◆ Problem ◆
Everything in the listing below needs to be returned word for word.

◆ Material for this task ◆
■ ■ ■
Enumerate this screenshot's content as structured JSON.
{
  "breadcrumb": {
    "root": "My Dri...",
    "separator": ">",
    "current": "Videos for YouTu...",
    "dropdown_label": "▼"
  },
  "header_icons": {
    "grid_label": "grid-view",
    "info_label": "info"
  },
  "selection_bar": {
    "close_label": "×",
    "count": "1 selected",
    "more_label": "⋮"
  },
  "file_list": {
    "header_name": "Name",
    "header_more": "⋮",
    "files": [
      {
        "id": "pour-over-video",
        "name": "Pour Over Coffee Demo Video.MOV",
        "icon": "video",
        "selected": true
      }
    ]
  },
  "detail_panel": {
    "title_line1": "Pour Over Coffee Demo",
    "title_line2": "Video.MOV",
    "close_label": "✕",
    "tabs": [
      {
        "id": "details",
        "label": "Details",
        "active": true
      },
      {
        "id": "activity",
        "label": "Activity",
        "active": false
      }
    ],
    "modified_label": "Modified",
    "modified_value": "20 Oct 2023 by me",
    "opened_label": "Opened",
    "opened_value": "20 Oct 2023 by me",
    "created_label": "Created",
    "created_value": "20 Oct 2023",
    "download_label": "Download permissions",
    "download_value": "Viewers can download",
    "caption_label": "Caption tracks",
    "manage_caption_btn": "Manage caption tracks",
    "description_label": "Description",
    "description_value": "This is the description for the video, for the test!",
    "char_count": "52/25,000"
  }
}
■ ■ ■
◆ Output of the task ◆
Enumerate this screenshot's content as structured JSON.
{
  "breadcrumb": {
    "root": "My Dri...",
    "separator": ">",
    "current": "Videos for YouTu...",
    "dropdown_label": "▼"
  },
  "header_icons": {
    "grid_label": "grid-view",
    "info_label": "info"
  },
  "selection_bar": {
    "close_label": "×",
    "count": "1 selected",
    "more_label": "⋮"
  },
  "file_list": {
    "header_name": "Name",
    "header_more": "⋮",
    "files": [
      {
        "id": "pour-over-video",
        "name": "Pour Over Coffee Demo Video.MOV",
        "icon": "video",
        "selected": true
      }
    ]
  },
  "detail_panel": {
    "title_line1": "Pour Over Coffee Demo",
    "title_line2": "Video.MOV",
    "close_label": "✕",
    "tabs": [
      {
        "id": "details",
        "label": "Details",
        "active": true
      },
      {
        "id": "activity",
        "label": "Activity",
        "active": false
      }
    ],
    "modified_label": "Modified",
    "modified_value": "20 Oct 2023 by me",
    "opened_label": "Opened",
    "opened_value": "20 Oct 2023 by me",
    "created_label": "Created",
    "created_value": "20 Oct 2023",
    "download_label": "Download permissions",
    "download_value": "Viewers can download",
    "caption_label": "Caption tracks",
    "manage_caption_btn": "Manage caption tracks",
    "description_label": "Description",
    "description_value": "This is the description for the video, for the test!",
    "char_count": "52/25,000"
  }
}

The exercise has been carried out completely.